--- EXTRACTED INFORMATION ---

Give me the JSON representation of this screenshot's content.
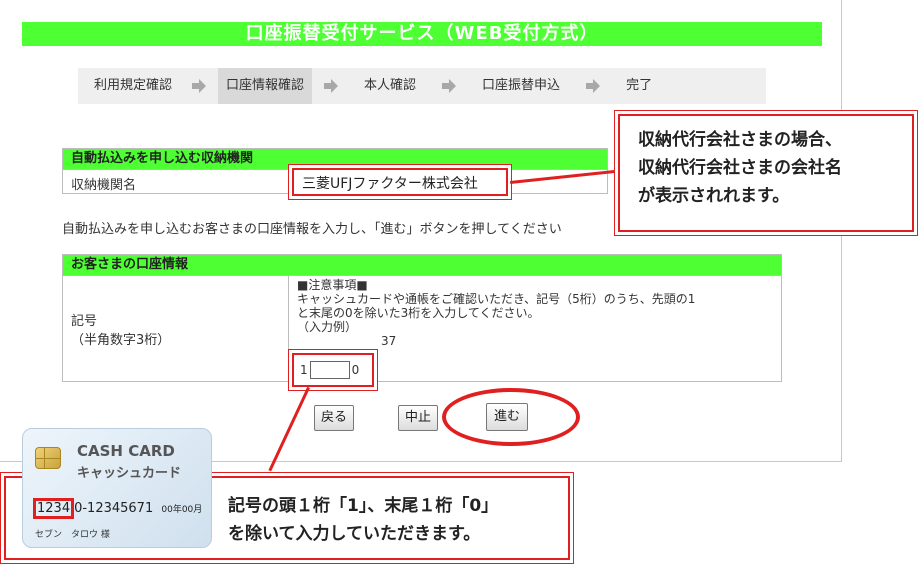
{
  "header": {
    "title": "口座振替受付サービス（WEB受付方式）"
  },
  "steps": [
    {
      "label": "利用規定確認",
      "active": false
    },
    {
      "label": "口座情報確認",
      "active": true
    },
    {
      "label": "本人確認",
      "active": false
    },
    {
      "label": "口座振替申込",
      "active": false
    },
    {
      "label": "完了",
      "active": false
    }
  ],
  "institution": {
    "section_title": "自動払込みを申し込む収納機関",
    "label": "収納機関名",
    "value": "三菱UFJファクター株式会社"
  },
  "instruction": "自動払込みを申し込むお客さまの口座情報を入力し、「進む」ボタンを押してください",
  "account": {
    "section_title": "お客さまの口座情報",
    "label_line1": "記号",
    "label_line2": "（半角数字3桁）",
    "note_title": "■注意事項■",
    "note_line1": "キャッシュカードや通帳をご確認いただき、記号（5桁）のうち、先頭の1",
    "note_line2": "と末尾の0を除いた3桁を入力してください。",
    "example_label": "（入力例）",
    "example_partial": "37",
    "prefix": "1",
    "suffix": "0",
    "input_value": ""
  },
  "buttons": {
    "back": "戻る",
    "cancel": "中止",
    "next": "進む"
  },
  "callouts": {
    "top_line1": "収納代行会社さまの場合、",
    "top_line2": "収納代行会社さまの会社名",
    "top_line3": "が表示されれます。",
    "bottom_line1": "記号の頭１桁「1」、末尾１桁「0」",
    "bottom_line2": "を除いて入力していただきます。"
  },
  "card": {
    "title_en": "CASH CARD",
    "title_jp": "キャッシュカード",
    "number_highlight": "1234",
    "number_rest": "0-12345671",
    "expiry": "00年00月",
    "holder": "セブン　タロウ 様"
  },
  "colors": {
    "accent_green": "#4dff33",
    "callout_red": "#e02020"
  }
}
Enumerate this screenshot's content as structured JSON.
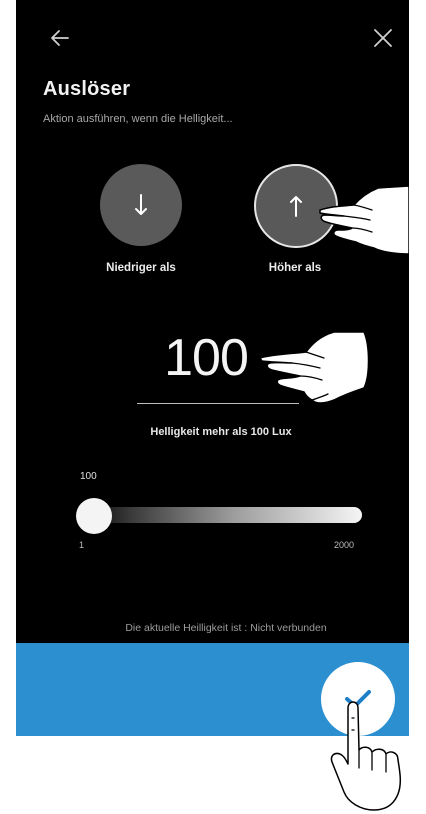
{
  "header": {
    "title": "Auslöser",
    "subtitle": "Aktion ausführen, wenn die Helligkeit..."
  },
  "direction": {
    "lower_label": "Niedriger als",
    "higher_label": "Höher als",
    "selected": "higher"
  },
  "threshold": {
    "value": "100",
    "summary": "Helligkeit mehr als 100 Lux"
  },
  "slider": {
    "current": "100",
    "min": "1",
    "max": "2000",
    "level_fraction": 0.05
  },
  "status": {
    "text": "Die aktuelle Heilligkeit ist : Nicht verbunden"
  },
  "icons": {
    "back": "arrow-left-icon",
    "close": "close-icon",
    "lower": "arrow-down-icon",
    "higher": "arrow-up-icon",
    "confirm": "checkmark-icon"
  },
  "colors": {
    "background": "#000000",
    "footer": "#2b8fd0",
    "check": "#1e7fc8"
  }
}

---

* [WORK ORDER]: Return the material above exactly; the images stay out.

* [SOLUTION TO THIS PROBLEM]:
Give me the JSON representation of this screenshot's content.
{
  "header": {
    "title": "口座振替受付サービス（WEB受付方式）"
  },
  "steps": [
    {
      "label": "利用規定確認",
      "active": false
    },
    {
      "label": "口座情報確認",
      "active": true
    },
    {
      "label": "本人確認",
      "active": false
    },
    {
      "label": "口座振替申込",
      "active": false
    },
    {
      "label": "完了",
      "active": false
    }
  ],
  "institution": {
    "section_title": "自動払込みを申し込む収納機関",
    "label": "収納機関名",
    "value": "三菱UFJファクター株式会社"
  },
  "instruction": "自動払込みを申し込むお客さまの口座情報を入力し、「進む」ボタンを押してください",
  "account": {
    "section_title": "お客さまの口座情報",
    "label_line1": "記号",
    "label_line2": "（半角数字3桁）",
    "note_title": "■注意事項■",
    "note_line1": "キャッシュカードや通帳をご確認いただき、記号（5桁）のうち、先頭の1",
    "note_line2": "と末尾の0を除いた3桁を入力してください。",
    "example_label": "（入力例）",
    "example_partial": "37",
    "prefix": "1",
    "suffix": "0",
    "input_value": ""
  },
  "buttons": {
    "back": "戻る",
    "cancel": "中止",
    "next": "進む"
  },
  "callouts": {
    "top_line1": "収納代行会社さまの場合、",
    "top_line2": "収納代行会社さまの会社名",
    "top_line3": "が表示されれます。",
    "bottom_line1": "記号の頭１桁「1」、末尾１桁「0」",
    "bottom_line2": "を除いて入力していただきます。"
  },
  "card": {
    "title_en": "CASH CARD",
    "title_jp": "キャッシュカード",
    "number_highlight": "1234",
    "number_rest": "0-12345671",
    "expiry": "00年00月",
    "holder": "セブン　タロウ 様"
  },
  "colors": {
    "accent_green": "#4dff33",
    "callout_red": "#e02020"
  }
}
Enumerate this screenshot's content as structured JSON.
{
  "header": {
    "title": "Auslöser",
    "subtitle": "Aktion ausführen, wenn die Helligkeit..."
  },
  "direction": {
    "lower_label": "Niedriger als",
    "higher_label": "Höher als",
    "selected": "higher"
  },
  "threshold": {
    "value": "100",
    "summary": "Helligkeit mehr als 100 Lux"
  },
  "slider": {
    "current": "100",
    "min": "1",
    "max": "2000",
    "level_fraction": 0.05
  },
  "status": {
    "text": "Die aktuelle Heilligkeit ist : Nicht verbunden"
  },
  "icons": {
    "back": "arrow-left-icon",
    "close": "close-icon",
    "lower": "arrow-down-icon",
    "higher": "arrow-up-icon",
    "confirm": "checkmark-icon"
  },
  "colors": {
    "background": "#000000",
    "footer": "#2b8fd0",
    "check": "#1e7fc8"
  }
}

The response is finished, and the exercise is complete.